Third, connections for students are essential to success. In the opening Convocation, I quoted scholar David Kirp, who writes that “the most effective [schools and classrooms] foster bonds of caring between teachers and their students.” I have seen that Weston educators, in nearly all cases, care about and know our students. The evidence has emerged most profoundly when working with several parents this fall who have expressed concerns about their student’s experiences. In each situation, when I turned to administrators and staff for insights, the particular student was well known and well understood by multiple professionals in the student’s current school, as well as by administrators or teachers in the student’s previous Weston school. It is remarkable, and rare, for a public school system to have such extensive knowledge and insight of its students. My take-away: we will have times when students or families may have concerns, but we are uniquely positioned to tackle problems and issues.

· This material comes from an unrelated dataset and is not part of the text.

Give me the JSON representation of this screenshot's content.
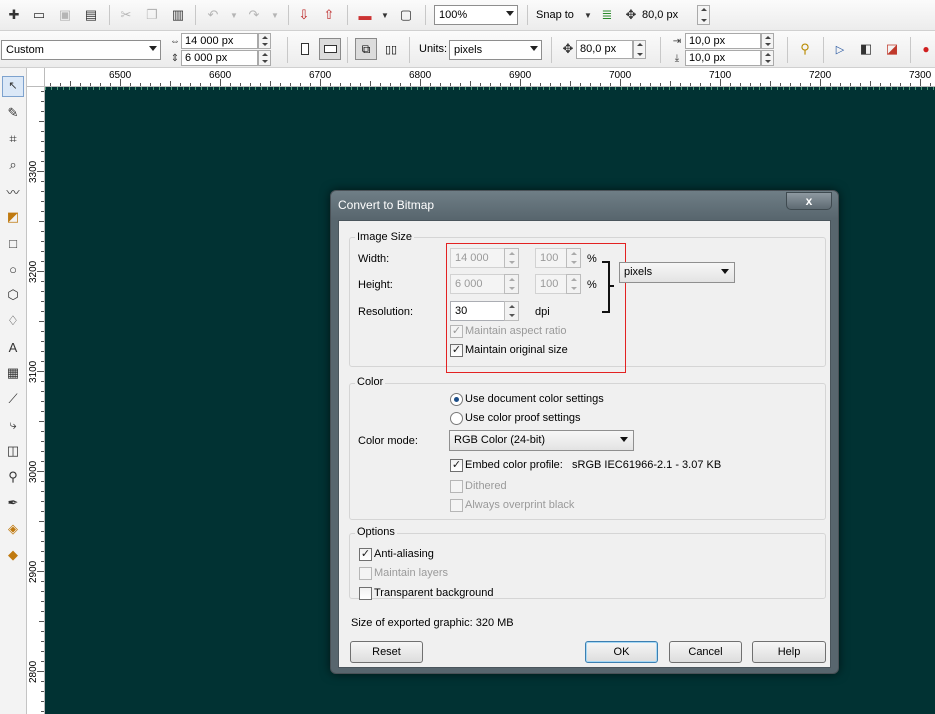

Fourth, Weston has a talented group of school administrators. The four principals and their administrative teams evidence uncommon dedication to knowing and guiding their staff and students. Our school administrators are supported by a lean and expert team of central office professionals, each dedicated to serving students and staff. Extensive, productive hours of work result in good planning, smart action, and effective interventions to improve practice or behavior. Echoing our teachers, Weston’s administrators know that they can always do better; they regularly seek feedback for the sake of improvement.

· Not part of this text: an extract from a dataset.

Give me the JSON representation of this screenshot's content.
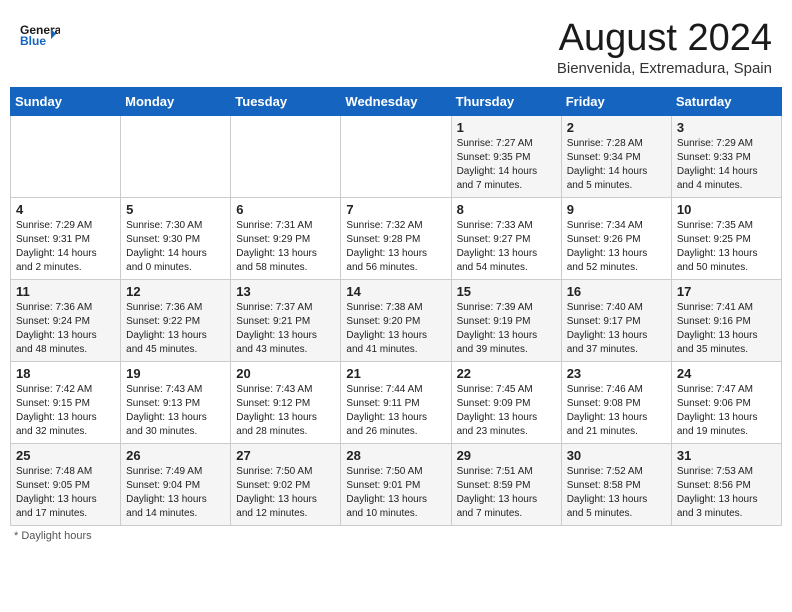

Fifth, student leadership and activism is essential to vibrant schools. I already have witnessed that Weston, especially at the high school, has strong student government, with leaders balancing their academic, athletic, cultural, and social demands to organize a wide range of student activities, as well as give constructively critical voice to concerns facing their peers. The student government is tirelessly coached and monitored by faculty, who allow the students to lead, but with healthy guidance on ideas and implementation.

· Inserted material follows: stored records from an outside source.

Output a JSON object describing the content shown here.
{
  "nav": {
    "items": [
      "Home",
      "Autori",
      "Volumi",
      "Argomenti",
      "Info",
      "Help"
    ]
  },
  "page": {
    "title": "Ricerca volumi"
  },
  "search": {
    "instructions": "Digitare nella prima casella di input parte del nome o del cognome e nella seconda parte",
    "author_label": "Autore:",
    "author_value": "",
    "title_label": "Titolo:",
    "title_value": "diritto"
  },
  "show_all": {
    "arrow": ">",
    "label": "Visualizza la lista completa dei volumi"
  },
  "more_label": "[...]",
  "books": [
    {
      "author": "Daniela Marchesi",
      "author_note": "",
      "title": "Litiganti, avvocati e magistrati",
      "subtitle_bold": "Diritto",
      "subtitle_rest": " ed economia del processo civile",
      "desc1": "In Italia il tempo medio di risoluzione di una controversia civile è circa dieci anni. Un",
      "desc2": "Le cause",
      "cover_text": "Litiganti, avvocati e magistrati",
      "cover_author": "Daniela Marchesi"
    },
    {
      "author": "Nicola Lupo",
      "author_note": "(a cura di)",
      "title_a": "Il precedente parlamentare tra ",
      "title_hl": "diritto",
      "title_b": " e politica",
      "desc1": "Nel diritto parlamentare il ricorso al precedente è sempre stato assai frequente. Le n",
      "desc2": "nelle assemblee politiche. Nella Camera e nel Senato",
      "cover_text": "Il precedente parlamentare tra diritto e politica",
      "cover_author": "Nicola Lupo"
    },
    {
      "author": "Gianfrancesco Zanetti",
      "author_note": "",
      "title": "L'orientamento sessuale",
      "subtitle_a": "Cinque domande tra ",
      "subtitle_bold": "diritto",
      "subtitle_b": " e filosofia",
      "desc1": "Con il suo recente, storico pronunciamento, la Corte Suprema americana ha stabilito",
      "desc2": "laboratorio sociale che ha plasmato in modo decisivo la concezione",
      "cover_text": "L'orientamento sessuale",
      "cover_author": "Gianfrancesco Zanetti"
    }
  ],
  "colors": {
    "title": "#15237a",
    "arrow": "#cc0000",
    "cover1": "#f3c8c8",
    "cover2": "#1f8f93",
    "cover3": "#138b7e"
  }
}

Sixth, Fairfield County superintendents share the understanding that a key to the success of our districts are our parents, who are uncommonly dedicated, involved, and active. Weston may well set the pace. In every building this fall, I have observed parents volunteering at book fairs, for field trips, at Homecoming events, and for athletic and cultural events. The PTO presidents and members in each school have provided me early guidance and feedback. Social capital is solid in Weston, making a daily difference for our students and staff.
In sum, ten weeks into the year, the observations are inspiring. I believe in leading with what is good. At the same time, I bring a constructively critical eye to my work. I will be sure to pull together the best talents of Weston to address immediately and over the long-term issues of concern. Fortunately, we are well positioned to push for even greater accomplishments, thanks to our teachers, administrators, student leaders, and parents.
Over the next several months, between now and my next Superintendent Essay, I will be focused on four questions, each essential to the district’s strategic goals and priorities, seeking to understand to what extent we are:
- Preparing our students to be Global Citizens?
- Providing a Healthy Learning Environment?
- Gauging Student Progress with valid, reliable, multiple measures?
- Utilizing Digital Learning and Technology to advance teaching and learning in all our schools?
Cross-cutting my attention to these questions will be the development of an efficient and effective Operating and Capital Budget for 2017-18 (to be submitted to the Board of Education in early January 2017). And, of course, every day, with a big kick in my step, I will give first attention to the management of the district so that all students and staff are safe, secure, and learning.